(Work to complete): Search the records for the string "contrib" and copy every line where it turns up.

[Excerpted data]

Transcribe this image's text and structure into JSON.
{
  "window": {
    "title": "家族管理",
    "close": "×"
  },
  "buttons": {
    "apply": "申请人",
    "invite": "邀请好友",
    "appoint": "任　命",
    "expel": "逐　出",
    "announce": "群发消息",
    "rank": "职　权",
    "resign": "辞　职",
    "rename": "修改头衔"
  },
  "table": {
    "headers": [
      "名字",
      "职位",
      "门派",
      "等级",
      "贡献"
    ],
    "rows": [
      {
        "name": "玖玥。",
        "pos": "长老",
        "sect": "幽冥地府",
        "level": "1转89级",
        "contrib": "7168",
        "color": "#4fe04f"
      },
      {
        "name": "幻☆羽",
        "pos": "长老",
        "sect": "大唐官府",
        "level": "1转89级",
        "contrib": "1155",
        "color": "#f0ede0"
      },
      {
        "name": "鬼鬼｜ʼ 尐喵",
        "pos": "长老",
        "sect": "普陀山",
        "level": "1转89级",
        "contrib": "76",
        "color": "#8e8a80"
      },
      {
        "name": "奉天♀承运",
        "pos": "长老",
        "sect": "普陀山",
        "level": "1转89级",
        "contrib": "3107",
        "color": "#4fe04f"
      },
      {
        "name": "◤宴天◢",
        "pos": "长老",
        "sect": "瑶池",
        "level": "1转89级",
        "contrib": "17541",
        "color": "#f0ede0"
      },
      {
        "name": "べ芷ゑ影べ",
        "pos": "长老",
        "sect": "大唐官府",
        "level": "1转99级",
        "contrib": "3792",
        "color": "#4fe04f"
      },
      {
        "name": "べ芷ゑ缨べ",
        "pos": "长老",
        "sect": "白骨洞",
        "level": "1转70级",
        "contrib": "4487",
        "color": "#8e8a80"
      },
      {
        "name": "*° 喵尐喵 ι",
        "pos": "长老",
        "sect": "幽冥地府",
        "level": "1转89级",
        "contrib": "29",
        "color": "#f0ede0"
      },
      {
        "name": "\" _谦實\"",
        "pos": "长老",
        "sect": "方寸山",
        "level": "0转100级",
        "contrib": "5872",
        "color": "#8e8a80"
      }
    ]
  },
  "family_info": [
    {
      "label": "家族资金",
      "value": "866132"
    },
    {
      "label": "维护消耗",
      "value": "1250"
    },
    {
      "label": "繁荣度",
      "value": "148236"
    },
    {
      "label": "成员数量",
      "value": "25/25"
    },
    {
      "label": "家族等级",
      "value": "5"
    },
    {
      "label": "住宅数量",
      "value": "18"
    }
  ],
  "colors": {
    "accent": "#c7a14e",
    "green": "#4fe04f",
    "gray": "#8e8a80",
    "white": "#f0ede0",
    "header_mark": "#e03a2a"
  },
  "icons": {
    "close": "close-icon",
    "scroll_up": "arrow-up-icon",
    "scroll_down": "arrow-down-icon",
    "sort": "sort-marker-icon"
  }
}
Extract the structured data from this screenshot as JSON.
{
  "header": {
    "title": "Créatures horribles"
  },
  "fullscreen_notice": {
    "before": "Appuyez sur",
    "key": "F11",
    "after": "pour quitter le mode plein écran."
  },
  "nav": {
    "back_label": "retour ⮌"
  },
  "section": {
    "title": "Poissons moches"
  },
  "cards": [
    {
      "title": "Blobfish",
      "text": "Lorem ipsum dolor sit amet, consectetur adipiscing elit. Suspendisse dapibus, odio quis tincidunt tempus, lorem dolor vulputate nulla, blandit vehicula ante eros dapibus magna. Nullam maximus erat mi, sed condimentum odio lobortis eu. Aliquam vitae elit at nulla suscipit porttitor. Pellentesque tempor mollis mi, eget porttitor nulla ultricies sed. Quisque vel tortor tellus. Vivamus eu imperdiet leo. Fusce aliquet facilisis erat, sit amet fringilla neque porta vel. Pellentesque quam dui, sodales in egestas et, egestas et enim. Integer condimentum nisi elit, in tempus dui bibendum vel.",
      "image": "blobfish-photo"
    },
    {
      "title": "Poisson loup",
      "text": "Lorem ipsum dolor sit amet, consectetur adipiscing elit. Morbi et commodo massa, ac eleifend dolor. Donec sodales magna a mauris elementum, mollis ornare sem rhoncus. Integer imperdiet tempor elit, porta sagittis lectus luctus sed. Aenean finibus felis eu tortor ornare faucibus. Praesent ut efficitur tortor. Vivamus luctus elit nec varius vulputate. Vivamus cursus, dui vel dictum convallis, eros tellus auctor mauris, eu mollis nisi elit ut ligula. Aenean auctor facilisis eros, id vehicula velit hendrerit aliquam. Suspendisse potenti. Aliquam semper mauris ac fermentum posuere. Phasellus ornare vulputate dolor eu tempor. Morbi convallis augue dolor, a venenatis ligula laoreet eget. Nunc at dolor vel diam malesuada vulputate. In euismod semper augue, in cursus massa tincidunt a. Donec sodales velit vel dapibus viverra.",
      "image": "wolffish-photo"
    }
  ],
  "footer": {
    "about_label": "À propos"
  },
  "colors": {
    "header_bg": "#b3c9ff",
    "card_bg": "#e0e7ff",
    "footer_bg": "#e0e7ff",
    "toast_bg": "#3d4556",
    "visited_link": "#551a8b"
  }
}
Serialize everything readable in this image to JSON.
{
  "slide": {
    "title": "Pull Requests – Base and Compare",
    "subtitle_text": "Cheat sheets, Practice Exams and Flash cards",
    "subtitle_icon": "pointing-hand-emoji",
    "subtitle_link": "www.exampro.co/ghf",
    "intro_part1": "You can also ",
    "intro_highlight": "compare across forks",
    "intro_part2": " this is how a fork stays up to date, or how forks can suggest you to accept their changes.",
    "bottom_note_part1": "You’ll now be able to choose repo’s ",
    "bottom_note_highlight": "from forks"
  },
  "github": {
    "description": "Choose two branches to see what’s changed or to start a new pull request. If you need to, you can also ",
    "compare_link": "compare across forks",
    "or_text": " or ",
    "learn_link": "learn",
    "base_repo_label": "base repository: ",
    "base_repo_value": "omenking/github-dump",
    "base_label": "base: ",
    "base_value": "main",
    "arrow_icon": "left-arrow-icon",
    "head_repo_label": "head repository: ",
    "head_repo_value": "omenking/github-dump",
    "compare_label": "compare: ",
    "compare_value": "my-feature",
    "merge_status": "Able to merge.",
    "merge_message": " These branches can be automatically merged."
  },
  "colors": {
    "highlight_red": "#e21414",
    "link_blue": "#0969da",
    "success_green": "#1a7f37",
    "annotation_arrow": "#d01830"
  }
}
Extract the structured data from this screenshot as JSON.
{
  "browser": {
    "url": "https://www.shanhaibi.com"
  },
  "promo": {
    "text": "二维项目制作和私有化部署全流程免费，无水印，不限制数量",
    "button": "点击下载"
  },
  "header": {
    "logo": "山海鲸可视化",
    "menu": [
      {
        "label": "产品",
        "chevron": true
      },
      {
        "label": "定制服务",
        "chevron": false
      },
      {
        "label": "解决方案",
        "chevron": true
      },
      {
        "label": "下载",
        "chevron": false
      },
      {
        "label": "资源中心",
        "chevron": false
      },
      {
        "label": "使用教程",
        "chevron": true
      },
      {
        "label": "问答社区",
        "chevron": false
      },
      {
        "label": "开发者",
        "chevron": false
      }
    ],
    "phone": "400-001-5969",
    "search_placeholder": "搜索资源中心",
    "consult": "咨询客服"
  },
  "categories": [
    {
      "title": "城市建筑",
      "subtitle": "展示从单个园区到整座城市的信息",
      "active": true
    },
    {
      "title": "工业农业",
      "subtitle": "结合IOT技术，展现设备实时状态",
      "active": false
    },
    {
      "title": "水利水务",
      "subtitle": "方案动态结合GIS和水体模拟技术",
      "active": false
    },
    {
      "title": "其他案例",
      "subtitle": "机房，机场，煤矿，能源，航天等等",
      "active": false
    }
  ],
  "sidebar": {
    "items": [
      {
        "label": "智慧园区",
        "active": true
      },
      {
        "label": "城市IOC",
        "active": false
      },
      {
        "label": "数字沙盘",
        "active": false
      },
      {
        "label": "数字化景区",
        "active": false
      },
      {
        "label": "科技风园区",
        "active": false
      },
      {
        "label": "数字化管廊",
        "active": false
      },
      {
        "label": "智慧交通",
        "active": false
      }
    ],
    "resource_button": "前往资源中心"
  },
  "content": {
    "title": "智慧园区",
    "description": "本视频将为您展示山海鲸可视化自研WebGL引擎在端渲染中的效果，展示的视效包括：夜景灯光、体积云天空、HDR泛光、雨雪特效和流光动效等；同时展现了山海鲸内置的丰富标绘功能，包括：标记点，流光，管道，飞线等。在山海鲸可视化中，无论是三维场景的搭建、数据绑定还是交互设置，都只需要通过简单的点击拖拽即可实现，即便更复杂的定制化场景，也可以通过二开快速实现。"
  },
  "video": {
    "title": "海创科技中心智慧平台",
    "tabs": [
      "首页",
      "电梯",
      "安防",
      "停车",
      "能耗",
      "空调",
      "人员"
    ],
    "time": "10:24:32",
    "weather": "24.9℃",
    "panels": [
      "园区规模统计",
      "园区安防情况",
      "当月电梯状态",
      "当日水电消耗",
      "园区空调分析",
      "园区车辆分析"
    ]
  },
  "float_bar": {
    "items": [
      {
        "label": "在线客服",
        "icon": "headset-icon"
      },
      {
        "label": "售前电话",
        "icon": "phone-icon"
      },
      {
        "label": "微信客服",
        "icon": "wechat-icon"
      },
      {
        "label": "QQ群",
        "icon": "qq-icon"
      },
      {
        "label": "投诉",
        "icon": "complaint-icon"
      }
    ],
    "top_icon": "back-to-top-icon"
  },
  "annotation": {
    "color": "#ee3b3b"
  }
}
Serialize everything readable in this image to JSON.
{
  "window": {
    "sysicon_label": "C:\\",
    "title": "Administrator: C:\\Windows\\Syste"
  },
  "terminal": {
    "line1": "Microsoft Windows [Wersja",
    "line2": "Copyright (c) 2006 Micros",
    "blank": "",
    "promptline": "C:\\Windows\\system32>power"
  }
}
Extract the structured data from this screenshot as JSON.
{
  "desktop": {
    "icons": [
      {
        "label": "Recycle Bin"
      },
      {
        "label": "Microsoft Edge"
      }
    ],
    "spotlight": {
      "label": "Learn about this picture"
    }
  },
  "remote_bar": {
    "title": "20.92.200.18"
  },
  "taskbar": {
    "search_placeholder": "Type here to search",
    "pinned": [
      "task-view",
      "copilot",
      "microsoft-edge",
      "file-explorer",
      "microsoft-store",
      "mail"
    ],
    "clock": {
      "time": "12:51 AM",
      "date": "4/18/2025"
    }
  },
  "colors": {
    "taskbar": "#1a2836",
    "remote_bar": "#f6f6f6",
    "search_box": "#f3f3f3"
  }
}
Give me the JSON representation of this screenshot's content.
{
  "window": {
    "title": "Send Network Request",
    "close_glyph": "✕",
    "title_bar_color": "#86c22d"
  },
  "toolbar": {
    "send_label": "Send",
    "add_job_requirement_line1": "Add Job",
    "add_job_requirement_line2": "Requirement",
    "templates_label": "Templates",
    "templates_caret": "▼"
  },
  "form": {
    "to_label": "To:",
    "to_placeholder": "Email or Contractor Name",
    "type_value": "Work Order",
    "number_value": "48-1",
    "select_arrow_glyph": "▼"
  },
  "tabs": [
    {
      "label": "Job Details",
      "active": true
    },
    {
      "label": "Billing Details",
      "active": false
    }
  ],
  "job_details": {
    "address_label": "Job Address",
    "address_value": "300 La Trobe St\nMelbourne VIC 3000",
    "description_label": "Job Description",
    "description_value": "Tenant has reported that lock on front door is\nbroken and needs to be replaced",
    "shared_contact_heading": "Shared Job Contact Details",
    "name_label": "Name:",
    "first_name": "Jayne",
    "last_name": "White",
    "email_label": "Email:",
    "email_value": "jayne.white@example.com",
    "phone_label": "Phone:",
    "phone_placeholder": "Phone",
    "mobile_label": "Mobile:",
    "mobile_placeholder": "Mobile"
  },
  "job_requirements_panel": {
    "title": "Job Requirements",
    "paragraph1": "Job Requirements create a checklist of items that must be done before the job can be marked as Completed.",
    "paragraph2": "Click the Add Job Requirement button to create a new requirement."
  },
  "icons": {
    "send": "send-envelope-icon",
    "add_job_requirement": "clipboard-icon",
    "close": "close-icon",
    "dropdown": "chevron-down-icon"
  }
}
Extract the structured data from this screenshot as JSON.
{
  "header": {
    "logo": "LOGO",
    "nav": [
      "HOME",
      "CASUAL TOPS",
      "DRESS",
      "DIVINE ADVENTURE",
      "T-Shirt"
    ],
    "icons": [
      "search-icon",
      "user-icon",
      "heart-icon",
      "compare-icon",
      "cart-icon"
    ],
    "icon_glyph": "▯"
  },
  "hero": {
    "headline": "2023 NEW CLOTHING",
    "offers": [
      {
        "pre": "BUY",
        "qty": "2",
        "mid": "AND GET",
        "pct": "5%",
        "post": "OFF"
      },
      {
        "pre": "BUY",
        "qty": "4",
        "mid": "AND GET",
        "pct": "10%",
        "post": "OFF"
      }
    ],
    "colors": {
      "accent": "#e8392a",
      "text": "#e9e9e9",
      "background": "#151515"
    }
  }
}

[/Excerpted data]

(Your response):
        "contrib": "7168",
        "contrib": "1155",
        "contrib": "76",
        "contrib": "3107",
        "contrib": "17541",
        "contrib": "3792",
        "contrib": "4487",
        "contrib": "29",
        "contrib": "5872",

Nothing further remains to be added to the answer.